But back to building. When it’s time to add a new building—say, when a younger brother gets married and needs a kitchen—the work is invariably done by gotong royong (mutual help). As Legut explained it, 40 or 50 relatives show up over a period of days till the thing is done. A 10 ft. by 12 ft. kitchen for Legut and his new wife, for example, took five days to complete. In the spirit of gotong royong, there’s no money involved, just two meals a day for everyone who helps.
Speaking of eating, I should note that while each family in the compound has its own small kitchen, as a rule families don’t eat together. The women typically prepare a rice meal in the morning and whenever someone is hungry during the day they just pop in and grab a bowl. Towards the back of the compound is a small garden plot or a fenced area in which to collectively raise pigs, chickens, and perhaps a cow. Most compounds have city water and are modestly wired, primarily to power TVs or, these days, charge cell phones.

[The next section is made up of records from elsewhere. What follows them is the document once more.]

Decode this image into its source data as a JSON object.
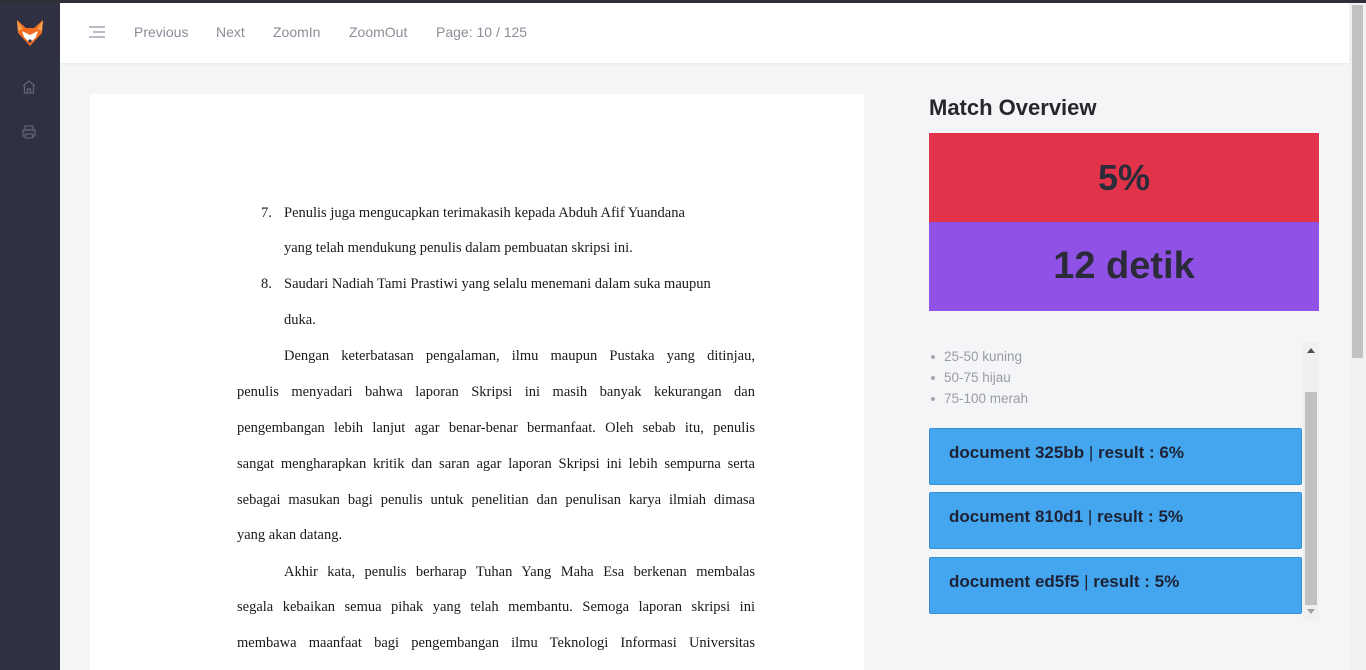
{
  "toolbar": {
    "previous_label": "Previous",
    "next_label": "Next",
    "zoomin_label": "ZoomIn",
    "zoomout_label": "ZoomOut",
    "page_label": "Page: 10 / 125"
  },
  "sidebar": {
    "logo_icon": "fox-logo-icon",
    "items": [
      {
        "icon": "home-icon"
      },
      {
        "icon": "printer-icon"
      }
    ]
  },
  "document": {
    "lines": [
      "7.",
      "Penulis juga mengucapkan terimakasih kepada Abduh Afif Yuandana",
      "yang telah mendukung penulis dalam pembuatan skripsi ini.",
      "8.",
      "Saudari Nadiah Tami Prastiwi yang selalu menemani dalam suka maupun",
      "duka.",
      "Dengan keterbatasan pengalaman, ilmu maupun Pustaka yang ditinjau,",
      "penulis menyadari bahwa laporan Skripsi ini masih banyak kekurangan dan",
      "pengembangan lebih lanjut agar benar-benar bermanfaat. Oleh sebab itu, penulis",
      "sangat mengharapkan kritik dan saran agar laporan Skripsi ini lebih sempurna serta",
      "sebagai masukan bagi penulis untuk penelitian dan penulisan karya ilmiah dimasa",
      "yang akan datang.",
      "Akhir kata, penulis berharap Tuhan Yang Maha Esa berkenan membalas",
      "segala kebaikan semua pihak yang telah membantu. Semoga laporan skripsi ini",
      "membawa maanfaat bagi pengembangan ilmu Teknologi Informasi Universitas"
    ]
  },
  "overview": {
    "title": "Match Overview",
    "percent": "5%",
    "time": "12 detik",
    "colors": {
      "percent_bg": "#e3334b",
      "time_bg": "#9051e6",
      "card_bg": "#44a6ef"
    },
    "legend": [
      "25-50 kuning",
      "50-75 hijau",
      "75-100 merah"
    ],
    "results": [
      {
        "doc": "document 325bb",
        "sep": " | ",
        "label": "result : ",
        "value": "6%"
      },
      {
        "doc": "document 810d1",
        "sep": " | ",
        "label": "result : ",
        "value": "5%"
      },
      {
        "doc": "document ed5f5",
        "sep": " | ",
        "label": "result : ",
        "value": "5%"
      }
    ]
  }
}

A lifelong connection
Intimately involved with each other’s lives, the people of Bali know who they are, and two details of their culture are particularly telling. First, after a child is born, its placenta is buried under the stone that serves as the family’s doorstep, so that an individual’s soul can always find its way home. Second, a child’s feet are not allowed to touch the ground until he or she is 105 days old. Consequently, almost everyone in the banjar (village) will have a hand in holding and carrying that child till its feet first stand on the earth.

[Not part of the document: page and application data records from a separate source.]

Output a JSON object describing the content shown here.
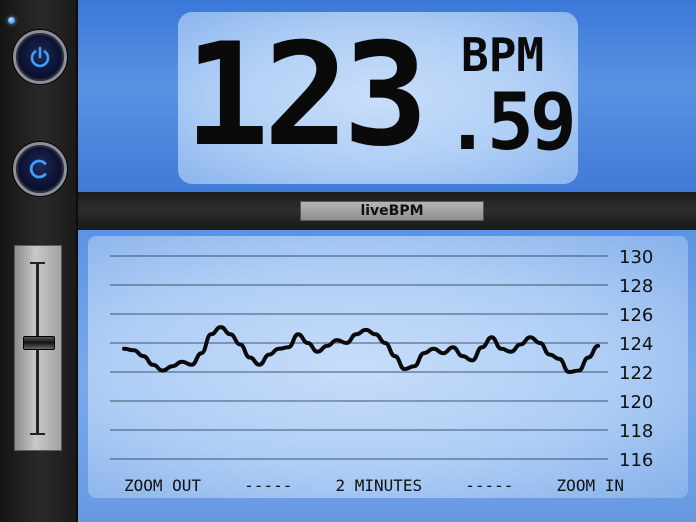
{
  "bpm": {
    "integer": "123",
    "decimal": ".59",
    "unit": "BPM"
  },
  "app": {
    "name": "liveBPM"
  },
  "controls": {
    "power_icon": "power-icon",
    "clear_icon": "reset-c-icon",
    "slider_level": 0.53
  },
  "zoom": {
    "out_label": "ZOOM OUT",
    "dashes_left": "-----",
    "window_label": "2 MINUTES",
    "dashes_right": "-----",
    "in_label": "ZOOM IN"
  },
  "colors": {
    "panel_blue": "#4d86dc",
    "panel_glow": "#c7ddfa",
    "frame_dark": "#1c1c1c",
    "text": "#0a0a0a"
  },
  "chart_data": {
    "type": "line",
    "title": "",
    "xlabel": "",
    "ylabel": "",
    "ylim": [
      116,
      130
    ],
    "yticks": [
      130,
      128,
      126,
      124,
      122,
      120,
      118,
      116
    ],
    "y_tick_position": "right",
    "grid": true,
    "series": [
      {
        "values": [
          123.6,
          123.5,
          123.1,
          122.5,
          122.1,
          122.4,
          122.7,
          122.5,
          123.3,
          124.6,
          125.1,
          124.6,
          123.9,
          123.0,
          122.5,
          123.2,
          123.6,
          123.7,
          124.6,
          124.0,
          123.4,
          123.8,
          124.2,
          124.0,
          124.6,
          124.9,
          124.6,
          124.0,
          123.1,
          122.2,
          122.4,
          123.3,
          123.6,
          123.3,
          123.7,
          123.1,
          122.8,
          123.7,
          124.4,
          123.6,
          123.4,
          123.9,
          124.4,
          124.0,
          123.2,
          122.9,
          122.0,
          122.1,
          123.0,
          123.8
        ]
      }
    ]
  }
}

Given that awareness of the interconnectedness of life, perhaps it was only natural that when Legut and Billye met and became fast friends, that Legut should help Billye find land near his banjar and help build his home and shortly after that—when he and Santi married and began raising a family—that all of them should share a roof.
Create Your Own In-Law!
If you’re interested in second units, In-laws, Outlaws and Granny Flats: Your Guide to Turning One House into Two Homes offers a trove of case histories, design details, and practical tips. The Library Journal named it one of the 10 Best Design Books for 2011.
For those doing (or overseeing) the work, Renovation 5th Edition, (May, 2019) will be a great companion. Its 656 pages cover home renovation from start to finish and contain lifetimes of practical, field-tested techniques that professional builders shared with me over a 40-year period. Happy building!
© Michael Litchfield 2019